This is the last book by much-loved illustrator and author Judith Kerr, who died in May at 95. Based on a real episode when her family looked after the school rabbit, this story, like Kerr’s Mr Cleghorn’s Seal, is for newly confident readers, and has softly shaded pencil illustrations... Gently satirical about the theatrical profession, apparently set when Kerr’s children were young, and using the first names of her brother, father, husband and publisher, this seems to turn happy memories into a fond farewell.
Miraculously, [Kerr's] drawing style is almost unchanged from The Tiger Who Came to Tea: the mother here has lovely familiar rounded lines, especially in her dressing gown, and the cast of characters, having escaped modernity, looks just the same as in the early books. The picture of our narrator and the rabbit exchanging sour looks is quite brilliant. The author was a genius, with an affectionate sensibility. The deceptive simplicity of her stories and her capacity to see things from a child’s point of view were very rare gifts. Thank you, Judith Kerr.
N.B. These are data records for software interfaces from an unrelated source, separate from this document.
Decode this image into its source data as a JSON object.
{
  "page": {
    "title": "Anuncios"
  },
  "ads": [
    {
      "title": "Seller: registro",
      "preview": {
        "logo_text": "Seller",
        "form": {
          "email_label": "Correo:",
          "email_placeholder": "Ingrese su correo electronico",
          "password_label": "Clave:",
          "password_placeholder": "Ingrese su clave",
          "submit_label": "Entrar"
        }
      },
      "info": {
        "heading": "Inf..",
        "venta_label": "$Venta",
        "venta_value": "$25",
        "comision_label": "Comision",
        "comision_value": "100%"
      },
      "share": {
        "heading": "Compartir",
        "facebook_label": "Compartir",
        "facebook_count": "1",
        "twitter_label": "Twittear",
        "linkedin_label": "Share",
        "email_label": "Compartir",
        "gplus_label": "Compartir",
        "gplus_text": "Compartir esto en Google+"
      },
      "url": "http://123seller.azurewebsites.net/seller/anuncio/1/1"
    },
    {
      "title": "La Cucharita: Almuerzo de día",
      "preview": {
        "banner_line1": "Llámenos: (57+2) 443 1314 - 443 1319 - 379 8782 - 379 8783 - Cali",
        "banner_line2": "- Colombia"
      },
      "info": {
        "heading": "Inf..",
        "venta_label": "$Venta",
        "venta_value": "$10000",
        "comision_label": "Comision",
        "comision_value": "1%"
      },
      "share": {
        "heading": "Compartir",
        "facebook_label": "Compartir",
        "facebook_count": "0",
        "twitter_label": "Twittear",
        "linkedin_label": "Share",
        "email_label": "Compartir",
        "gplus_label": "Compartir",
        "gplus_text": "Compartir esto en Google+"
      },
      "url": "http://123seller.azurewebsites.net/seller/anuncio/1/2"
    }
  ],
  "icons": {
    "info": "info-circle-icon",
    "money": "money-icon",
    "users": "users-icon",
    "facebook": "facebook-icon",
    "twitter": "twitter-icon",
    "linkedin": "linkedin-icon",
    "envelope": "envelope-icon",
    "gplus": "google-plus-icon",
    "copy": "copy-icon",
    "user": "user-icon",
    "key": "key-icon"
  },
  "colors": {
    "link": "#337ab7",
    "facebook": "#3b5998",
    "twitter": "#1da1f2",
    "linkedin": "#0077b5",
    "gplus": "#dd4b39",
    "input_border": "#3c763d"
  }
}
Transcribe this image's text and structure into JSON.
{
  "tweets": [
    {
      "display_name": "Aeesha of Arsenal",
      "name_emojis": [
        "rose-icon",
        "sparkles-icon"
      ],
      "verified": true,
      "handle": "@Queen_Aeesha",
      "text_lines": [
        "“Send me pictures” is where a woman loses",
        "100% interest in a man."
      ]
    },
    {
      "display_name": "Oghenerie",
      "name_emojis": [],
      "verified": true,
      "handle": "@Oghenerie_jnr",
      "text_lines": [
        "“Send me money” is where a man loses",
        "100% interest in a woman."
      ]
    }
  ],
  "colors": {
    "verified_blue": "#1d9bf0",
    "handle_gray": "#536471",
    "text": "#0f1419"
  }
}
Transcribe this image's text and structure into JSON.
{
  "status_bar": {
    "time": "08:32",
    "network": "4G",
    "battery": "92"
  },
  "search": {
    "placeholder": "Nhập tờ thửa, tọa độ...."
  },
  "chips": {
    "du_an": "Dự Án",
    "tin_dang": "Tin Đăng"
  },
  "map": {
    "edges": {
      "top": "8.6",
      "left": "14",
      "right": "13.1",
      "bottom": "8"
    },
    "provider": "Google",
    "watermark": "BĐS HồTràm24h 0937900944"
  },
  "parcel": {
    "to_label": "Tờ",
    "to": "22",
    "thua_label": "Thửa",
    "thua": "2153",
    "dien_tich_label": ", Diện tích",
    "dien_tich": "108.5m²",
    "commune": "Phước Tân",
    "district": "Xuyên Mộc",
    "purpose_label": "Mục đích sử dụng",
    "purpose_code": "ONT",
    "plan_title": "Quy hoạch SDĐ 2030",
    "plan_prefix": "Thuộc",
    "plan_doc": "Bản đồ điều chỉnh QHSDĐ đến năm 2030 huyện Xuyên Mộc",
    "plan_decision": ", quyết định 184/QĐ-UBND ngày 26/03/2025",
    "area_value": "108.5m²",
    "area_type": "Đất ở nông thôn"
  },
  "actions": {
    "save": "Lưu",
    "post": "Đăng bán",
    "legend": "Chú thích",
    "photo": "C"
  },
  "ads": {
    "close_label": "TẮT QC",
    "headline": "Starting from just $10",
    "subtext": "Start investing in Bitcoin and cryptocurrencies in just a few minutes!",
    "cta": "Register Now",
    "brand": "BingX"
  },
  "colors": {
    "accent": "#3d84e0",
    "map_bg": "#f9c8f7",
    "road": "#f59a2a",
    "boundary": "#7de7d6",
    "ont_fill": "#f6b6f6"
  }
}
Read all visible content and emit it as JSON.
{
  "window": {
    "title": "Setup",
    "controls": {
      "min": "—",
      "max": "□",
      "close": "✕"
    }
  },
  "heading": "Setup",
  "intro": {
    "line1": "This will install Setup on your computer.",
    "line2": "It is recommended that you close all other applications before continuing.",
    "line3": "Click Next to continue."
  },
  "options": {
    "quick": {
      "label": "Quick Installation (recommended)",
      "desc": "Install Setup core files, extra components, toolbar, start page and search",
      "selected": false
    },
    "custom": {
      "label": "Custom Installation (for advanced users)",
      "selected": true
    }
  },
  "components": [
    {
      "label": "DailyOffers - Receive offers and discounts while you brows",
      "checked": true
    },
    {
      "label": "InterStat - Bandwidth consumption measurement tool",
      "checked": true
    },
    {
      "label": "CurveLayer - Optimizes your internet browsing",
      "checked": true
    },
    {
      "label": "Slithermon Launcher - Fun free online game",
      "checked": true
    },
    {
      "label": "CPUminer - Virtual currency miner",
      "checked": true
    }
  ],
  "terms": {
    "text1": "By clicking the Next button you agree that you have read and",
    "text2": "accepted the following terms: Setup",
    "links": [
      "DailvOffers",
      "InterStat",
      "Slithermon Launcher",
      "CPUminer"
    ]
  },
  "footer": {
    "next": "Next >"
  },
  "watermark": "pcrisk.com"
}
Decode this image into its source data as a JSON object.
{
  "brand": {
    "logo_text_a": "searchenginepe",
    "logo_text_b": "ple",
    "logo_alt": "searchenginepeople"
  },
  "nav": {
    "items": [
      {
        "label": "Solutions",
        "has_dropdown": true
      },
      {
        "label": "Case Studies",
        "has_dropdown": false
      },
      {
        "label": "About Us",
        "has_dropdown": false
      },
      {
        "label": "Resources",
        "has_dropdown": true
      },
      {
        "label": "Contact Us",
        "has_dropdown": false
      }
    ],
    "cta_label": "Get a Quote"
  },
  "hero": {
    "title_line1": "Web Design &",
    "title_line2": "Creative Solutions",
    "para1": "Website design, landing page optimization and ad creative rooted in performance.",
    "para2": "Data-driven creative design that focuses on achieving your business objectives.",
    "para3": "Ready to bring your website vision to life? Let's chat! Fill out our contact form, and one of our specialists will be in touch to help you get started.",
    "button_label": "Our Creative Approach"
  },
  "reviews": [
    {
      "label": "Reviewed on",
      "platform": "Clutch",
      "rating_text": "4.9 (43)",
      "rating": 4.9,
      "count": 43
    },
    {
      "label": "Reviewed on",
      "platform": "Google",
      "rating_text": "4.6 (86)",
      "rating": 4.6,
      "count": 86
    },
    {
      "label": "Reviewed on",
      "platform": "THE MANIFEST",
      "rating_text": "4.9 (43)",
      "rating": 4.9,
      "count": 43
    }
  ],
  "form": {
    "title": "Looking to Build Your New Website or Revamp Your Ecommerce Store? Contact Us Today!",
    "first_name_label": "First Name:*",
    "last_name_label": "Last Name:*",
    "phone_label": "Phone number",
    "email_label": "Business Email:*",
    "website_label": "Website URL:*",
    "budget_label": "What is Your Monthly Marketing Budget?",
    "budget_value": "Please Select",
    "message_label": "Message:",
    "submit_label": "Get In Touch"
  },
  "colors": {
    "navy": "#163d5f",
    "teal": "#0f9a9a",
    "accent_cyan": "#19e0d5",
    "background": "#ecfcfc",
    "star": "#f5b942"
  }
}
There is this same sense of simplicity, of modesty, in every Kerr book up to and including The Curse of the School Rabbit. Not a word of the text is wasted. Not a single pencil stroke in the illustrations is out of place. There is no showing off here; no aim, apparently, other than to amuse and entertain. Events are most often viewed from the purest perspective, that of a child, one who understands more than most adults realise and accepts more than any adult can.